When we decided to wed nearly three years ago, moving to my already established home in Downtown St. Paul seemed like a natural fit. We loved the building, and the quiet urban center that was Lowertown was less than a mile from my post at the State Capitol.
But before long, the evenings we once enjoyed listening to the local jazz trumpeter playing in Mears Park next to the lapping brook were quickly replaced by a newly developed entertainment district’s sound-ordinance breaking speakers and young suburbanites shrieking at 1
a.m. while groping for their car keys on the sidewalk.
While we applauded the conversion of Union Depot back to its origins as a transportation hub, its renovation marked the beginning of summer after summer of jack hammers and madly beeping construction vehicles as a parade of apartment, condo buildings, and finally a new ballpark, shattered the daytime peace as well.
Mears Park had also become a magnent for every type of band, festival and wedding imaginable. We found ourselves compelled to leave our apartment several evenings each week during the summer due to the noise level. Finally, we vacated a stunning fourth floor park view apartment halfway through our first lease for a quieter unit overlooking Fifth Street.
The “band” problem persists so heavily throughout Lowertown on an even larger scale now. A friend who lives in the Great Northern building believes the City of St. Paul has someone employed full-time to locate every potential band in the metro area so that they can be placed in some area of Lowertown each night of the week, with the intent to drive out its residents. Bands are now apparently disturbing her home life every Wednesday evening from the platform of the Union Depot.
It was becoming obvious that the once welcoming city neighborhood we loved wasn’t really interested in the fact that we could no longer sleep or work in our home. It was more excited about attracting students and young professionals who wanted to watch a baseball game before hitting the tequila bar, and then enjoy the luxury of walking to an apartment to sleep off the hangover.
We knew we had to leave. We also knew we loved urban life. So we wondered: is it possible to live in an urban center and not have to use earplugs to get a good night’s sleep? Does every city have someone employed to find bands, install bars and hire screaming 20 year-olds to
plague its residents? It may be a huge gamble, but we’re betting not.
We have discovered a unique, remote neighborhood at what we’re calling “the end” of the Minneapolis North Loop. It was the building that attracted us first. Sleek, Swedish and a model for green living that seemed to actually be feasible. But when we discovered it was located on the far edge of downtown, close to both of our workplaces, and how the builder had been “sound conscious” in its construction (using the double-paned glass concept most large cities use for sound control in urban residential buildings), we thought we had a shot.

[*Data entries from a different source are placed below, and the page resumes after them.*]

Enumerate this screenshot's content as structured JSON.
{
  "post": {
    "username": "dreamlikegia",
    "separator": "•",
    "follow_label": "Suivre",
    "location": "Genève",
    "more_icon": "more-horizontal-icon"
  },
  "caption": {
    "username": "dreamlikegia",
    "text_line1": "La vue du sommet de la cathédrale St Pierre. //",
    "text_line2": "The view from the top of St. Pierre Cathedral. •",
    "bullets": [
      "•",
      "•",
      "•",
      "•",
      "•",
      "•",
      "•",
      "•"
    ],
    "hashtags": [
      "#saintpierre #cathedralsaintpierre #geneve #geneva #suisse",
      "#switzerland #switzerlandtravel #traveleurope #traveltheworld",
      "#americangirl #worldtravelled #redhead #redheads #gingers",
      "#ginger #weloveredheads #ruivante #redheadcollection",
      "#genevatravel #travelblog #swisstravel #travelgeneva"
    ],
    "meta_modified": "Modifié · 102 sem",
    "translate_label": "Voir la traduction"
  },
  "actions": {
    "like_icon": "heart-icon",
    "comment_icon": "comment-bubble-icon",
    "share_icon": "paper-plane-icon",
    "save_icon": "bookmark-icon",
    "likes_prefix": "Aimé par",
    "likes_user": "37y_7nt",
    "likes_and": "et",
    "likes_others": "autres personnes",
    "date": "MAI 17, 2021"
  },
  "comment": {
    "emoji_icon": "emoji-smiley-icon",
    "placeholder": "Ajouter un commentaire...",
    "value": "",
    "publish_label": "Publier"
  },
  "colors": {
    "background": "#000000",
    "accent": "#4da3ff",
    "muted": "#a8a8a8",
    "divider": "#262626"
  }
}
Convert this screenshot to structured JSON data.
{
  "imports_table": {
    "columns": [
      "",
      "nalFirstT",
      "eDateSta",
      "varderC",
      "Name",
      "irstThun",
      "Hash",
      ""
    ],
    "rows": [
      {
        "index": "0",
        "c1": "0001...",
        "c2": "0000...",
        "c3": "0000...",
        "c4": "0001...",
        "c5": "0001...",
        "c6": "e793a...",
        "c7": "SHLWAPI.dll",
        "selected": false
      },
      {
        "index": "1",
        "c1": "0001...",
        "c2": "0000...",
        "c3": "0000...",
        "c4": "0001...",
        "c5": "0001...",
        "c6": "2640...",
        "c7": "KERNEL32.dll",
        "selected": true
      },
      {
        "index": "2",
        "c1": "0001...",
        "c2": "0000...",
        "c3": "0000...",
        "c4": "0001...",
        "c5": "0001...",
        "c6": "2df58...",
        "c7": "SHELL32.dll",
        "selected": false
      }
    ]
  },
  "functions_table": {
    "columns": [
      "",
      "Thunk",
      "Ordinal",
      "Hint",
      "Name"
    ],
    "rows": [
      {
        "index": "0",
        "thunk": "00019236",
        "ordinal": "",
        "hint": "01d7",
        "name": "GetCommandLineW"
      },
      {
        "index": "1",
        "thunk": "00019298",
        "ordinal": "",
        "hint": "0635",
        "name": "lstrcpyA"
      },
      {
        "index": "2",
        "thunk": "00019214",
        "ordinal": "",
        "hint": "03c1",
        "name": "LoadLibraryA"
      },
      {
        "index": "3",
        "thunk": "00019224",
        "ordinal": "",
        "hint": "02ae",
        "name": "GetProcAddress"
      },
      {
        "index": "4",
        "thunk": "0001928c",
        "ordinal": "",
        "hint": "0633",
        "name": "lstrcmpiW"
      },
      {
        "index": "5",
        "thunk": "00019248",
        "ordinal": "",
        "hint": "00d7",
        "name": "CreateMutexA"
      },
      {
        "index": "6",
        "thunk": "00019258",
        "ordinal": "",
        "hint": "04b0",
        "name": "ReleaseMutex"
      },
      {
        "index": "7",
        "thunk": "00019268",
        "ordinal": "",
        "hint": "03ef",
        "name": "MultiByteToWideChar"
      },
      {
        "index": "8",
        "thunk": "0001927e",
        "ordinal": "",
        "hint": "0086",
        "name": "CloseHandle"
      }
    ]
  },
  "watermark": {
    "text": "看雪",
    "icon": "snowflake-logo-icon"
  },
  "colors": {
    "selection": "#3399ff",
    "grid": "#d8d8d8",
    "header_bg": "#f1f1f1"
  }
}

So, we’re sorting, selling, packing and praying that our little piece of urban heaven lies across the river. We’ll keep you posted.